Google Chrome 72 New Cool Features
Google is now attacking fake websites based on a new warning on Google Chrome 72. Indeed, many internet users are being tricked by fraudulent sites. Generally, these users do not even notice that they are not on the right page.
Of course, checking the URL is recommended to avoid the dangers of phishing. However, this is no longer sufficient. The fake websites actually redouble their efforts to fool Internet users by giving an almost exact URL.
Google Chrome is now on a mission to find fake sites. For this, the search engine has put up warnings on its Google Chrome 72. These warnings appear when the user visits a phony website that imitates a web page very popular with users.
Google Chrome 72 will warn users about fraudulent websites
For example, Google may display a warning asking you if you want to go to the site facebook.com while you head, inadvertently, a fraudulent site called faceb00k.com.
The purpose of the warning is to alert users to the malicious URL because, as has been stated by an engineer at Google Chrome named Emily Stark at the Enigma conference on January 29, 2019, focusing on security and privacy, most people do not notice that they are heading to the wrong website.
In fact, Google has seen that Internet users care little to check the accuracy of the URL of a website when it is a vital security mechanism.
Google Chrome 72 Make the task of hackers more difficult
The warning system set up by Google could, therefore, reduce the risks associated with phishing campaigns launched on the web. By taking into account the warnings of Chrome, Internet users can avoid visiting imposter websites that could extract information about their usernames, passwords or even their banking information. These warnings will also help protect Chrome users from malware spread by fraudulent websites.
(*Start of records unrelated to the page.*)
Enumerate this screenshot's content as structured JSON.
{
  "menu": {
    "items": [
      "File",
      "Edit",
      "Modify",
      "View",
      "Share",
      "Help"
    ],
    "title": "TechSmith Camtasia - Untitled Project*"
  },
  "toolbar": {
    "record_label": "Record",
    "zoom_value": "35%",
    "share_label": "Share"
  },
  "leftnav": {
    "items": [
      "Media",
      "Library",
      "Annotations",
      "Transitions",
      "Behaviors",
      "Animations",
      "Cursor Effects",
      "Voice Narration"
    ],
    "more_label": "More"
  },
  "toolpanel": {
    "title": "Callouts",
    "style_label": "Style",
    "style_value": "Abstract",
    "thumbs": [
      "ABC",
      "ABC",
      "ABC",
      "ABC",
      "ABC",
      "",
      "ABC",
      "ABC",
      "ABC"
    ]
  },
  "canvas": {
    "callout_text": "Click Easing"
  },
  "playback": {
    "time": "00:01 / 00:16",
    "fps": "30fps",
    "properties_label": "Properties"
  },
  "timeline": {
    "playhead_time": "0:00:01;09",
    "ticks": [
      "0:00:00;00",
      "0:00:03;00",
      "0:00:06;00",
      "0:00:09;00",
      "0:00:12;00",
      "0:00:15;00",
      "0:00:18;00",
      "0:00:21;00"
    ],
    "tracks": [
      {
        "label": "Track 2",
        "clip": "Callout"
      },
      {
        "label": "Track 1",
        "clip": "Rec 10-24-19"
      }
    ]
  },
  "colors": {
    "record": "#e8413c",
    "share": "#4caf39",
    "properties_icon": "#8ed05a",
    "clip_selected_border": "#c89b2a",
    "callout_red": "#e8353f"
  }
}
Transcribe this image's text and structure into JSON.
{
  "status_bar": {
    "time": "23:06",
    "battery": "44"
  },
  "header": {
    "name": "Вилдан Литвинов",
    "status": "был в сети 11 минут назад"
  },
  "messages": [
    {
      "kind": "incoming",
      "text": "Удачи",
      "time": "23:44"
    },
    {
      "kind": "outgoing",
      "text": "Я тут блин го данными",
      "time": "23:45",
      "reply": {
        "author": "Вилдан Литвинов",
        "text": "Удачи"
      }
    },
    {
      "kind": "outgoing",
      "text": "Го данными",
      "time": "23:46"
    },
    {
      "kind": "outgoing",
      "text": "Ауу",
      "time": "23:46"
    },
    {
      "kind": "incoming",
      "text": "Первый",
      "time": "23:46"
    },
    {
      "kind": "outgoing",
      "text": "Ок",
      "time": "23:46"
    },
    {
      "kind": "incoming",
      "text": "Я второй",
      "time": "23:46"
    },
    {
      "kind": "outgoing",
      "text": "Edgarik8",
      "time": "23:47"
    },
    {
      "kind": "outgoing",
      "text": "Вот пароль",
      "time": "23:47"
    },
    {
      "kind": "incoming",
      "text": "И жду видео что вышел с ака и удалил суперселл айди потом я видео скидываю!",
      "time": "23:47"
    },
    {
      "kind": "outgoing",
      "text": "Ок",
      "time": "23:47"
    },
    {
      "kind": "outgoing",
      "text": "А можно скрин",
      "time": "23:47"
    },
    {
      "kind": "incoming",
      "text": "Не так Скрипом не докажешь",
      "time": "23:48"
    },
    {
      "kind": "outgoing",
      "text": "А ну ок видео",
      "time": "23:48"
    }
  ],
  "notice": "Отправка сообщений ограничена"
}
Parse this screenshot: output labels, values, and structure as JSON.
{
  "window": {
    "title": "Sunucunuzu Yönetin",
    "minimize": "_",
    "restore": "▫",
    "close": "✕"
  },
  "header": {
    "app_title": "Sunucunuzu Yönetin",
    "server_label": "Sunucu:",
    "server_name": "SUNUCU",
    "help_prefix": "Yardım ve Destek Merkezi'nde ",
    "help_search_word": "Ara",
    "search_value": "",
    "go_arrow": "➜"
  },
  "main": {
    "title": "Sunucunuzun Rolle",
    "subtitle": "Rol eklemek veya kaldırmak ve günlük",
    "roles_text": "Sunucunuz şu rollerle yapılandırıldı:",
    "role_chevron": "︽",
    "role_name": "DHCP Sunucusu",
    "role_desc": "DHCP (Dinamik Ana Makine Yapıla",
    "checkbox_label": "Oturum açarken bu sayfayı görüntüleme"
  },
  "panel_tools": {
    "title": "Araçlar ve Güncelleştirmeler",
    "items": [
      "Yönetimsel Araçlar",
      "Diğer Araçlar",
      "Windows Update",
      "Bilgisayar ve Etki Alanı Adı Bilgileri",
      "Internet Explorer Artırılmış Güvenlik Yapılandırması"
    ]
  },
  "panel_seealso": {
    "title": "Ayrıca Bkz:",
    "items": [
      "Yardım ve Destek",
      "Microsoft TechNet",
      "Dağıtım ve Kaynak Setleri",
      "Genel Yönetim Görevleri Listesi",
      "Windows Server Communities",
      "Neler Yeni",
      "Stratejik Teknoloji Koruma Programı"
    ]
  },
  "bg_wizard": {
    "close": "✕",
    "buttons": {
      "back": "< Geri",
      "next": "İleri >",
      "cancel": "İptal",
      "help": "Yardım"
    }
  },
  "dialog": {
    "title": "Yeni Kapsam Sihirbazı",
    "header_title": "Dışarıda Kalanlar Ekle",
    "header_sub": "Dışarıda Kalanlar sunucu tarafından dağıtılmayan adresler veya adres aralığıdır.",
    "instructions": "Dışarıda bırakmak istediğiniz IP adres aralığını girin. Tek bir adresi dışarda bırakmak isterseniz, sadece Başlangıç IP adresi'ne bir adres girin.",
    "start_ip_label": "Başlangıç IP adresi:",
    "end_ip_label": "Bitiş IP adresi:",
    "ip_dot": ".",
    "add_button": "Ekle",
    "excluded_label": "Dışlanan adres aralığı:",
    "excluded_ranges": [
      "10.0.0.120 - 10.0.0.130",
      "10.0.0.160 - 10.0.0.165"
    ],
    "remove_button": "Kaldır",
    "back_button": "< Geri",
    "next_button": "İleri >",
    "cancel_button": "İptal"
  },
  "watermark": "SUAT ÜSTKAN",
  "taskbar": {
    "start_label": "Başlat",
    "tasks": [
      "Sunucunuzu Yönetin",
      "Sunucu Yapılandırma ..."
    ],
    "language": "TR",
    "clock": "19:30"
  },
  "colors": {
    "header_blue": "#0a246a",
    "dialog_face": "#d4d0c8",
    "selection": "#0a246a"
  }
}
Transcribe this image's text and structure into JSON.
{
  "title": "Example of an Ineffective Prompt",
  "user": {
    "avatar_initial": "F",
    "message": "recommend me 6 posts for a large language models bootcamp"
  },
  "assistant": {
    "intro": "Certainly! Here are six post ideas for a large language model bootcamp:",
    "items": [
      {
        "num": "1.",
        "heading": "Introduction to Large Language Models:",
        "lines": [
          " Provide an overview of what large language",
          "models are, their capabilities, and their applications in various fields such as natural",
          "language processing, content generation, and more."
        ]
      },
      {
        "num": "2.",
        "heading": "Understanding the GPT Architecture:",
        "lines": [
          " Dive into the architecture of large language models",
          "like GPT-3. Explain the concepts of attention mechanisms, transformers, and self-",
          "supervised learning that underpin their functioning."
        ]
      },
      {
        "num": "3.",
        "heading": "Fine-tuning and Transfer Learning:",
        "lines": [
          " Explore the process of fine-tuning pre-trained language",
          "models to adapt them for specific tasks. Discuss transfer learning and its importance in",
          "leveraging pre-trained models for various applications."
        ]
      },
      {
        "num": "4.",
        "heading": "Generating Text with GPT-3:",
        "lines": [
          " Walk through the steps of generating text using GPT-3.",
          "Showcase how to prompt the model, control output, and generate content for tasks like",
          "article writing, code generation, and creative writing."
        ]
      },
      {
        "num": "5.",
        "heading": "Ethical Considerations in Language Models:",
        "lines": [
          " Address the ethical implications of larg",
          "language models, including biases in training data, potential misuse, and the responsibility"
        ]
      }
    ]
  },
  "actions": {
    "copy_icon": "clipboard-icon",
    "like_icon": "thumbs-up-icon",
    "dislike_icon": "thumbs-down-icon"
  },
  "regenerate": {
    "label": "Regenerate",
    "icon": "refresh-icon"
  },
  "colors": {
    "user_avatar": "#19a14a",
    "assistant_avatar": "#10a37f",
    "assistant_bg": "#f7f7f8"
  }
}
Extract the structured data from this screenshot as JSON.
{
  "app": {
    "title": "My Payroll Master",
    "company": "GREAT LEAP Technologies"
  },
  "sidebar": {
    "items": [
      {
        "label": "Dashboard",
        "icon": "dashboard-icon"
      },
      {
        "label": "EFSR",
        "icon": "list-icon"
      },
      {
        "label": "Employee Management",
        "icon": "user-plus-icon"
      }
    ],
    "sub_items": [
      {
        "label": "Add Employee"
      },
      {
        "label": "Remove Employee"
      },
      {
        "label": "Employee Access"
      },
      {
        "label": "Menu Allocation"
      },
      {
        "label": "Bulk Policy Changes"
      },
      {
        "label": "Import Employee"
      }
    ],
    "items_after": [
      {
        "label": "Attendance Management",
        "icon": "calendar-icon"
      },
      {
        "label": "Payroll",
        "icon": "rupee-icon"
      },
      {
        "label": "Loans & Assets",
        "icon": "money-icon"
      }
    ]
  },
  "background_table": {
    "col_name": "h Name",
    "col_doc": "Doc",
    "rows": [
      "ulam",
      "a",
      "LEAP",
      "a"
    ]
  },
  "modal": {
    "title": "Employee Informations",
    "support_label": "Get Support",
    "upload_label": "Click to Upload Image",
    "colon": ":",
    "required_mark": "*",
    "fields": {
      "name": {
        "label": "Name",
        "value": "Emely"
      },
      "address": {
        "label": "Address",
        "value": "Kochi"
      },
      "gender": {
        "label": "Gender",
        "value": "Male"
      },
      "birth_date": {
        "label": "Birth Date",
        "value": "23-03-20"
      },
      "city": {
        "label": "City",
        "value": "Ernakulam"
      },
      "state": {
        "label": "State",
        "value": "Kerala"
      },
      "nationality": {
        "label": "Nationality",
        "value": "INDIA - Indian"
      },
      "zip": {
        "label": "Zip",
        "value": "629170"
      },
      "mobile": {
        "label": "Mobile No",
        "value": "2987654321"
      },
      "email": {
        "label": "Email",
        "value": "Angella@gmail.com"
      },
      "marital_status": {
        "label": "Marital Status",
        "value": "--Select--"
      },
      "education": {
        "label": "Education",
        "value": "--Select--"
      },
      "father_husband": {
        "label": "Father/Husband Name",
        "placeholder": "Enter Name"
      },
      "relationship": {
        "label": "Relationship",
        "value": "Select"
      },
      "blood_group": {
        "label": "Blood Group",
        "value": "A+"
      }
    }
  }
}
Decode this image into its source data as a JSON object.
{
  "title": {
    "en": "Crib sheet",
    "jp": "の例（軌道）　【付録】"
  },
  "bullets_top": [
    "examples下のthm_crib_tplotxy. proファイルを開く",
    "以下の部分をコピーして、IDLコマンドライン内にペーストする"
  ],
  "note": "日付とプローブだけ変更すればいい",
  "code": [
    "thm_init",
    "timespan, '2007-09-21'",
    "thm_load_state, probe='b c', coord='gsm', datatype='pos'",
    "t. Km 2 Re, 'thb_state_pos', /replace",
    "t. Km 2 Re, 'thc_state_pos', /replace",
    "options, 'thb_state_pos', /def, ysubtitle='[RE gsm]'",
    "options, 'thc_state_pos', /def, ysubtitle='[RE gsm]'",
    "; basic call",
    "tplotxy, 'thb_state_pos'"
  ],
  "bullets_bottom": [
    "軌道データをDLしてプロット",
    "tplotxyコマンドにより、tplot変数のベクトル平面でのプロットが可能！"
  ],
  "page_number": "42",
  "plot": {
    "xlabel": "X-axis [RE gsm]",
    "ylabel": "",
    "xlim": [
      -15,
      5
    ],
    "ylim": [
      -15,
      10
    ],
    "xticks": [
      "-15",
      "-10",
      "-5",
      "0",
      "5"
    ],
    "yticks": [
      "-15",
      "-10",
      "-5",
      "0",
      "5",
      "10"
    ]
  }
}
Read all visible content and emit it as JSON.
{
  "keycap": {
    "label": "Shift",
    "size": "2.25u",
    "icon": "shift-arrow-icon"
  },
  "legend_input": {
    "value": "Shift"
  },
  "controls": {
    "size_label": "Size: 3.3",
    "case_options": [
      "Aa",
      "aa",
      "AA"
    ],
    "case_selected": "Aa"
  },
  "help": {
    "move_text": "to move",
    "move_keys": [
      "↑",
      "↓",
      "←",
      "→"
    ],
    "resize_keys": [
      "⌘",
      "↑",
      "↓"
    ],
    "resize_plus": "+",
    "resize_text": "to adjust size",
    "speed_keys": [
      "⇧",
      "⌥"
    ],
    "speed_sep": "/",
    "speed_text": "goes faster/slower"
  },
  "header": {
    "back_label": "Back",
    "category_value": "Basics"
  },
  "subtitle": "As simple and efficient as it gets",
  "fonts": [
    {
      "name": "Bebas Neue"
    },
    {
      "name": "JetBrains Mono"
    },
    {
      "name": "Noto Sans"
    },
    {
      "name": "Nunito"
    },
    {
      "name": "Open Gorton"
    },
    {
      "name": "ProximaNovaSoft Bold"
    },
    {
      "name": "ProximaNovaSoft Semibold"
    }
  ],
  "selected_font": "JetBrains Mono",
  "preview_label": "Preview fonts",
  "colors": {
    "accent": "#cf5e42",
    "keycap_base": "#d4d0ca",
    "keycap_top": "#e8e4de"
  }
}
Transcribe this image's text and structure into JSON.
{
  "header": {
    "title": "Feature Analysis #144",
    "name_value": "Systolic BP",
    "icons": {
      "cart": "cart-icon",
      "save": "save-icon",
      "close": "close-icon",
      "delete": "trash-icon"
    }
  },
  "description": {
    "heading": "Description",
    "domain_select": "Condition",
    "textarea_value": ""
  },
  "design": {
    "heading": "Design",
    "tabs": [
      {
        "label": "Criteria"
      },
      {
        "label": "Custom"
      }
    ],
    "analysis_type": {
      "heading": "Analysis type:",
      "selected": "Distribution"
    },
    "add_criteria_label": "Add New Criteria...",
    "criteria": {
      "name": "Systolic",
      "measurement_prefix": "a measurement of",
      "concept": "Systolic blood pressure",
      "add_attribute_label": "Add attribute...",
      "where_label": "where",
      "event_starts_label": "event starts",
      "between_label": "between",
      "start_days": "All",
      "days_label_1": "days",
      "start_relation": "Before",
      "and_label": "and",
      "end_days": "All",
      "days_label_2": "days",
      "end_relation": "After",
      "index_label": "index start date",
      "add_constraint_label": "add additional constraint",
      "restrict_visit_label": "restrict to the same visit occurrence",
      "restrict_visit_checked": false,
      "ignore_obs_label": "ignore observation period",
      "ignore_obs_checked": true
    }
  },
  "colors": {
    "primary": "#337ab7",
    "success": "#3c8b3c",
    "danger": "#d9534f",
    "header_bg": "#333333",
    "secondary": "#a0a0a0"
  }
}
Indeed, the people behind these sites do not lack the ingenuity to give the greatest legitimacy and credibility to their URL. A slight misspelling or the replacement of a number or letter could easily mislead the user. Hence the interest in warning shown to the user. Nevertheless, as Stark says, Internet users will still be able to ignore warnings if they think they are heading to the right website.
Changes for developers in Google Chrome 72
With the current Google Chrome 72 web browser, Google is starting to bid farewell to TLS 1.0, 1.1 and FTP. HPKP is completely removed. The developers have also extended the Web Authentication, added a screen capture feature to WebRTC, and introduced a new User Activation API.
Google brings in the current Google Chrome 72 browser with comparatively few innovations that should attract many users directly. For this, Google is changing some of the critical fundamentals of the web technology used and offered in the browser. For this purpose, in Google Chrome 72, the TLS 1.0 and TLS 1.1 protocols are officially discarded.
Google also completely removed the support for HTTP Public Key Pinning (HPKP). This allowed websites to set a list of valid keys that browsers should trust. This could be, for example, keys for certificates or certification authorities. As announced in the fall of 2017, however, the protocol carries some risks and is under-utilized, which is why Chrome no longer supports HPKP.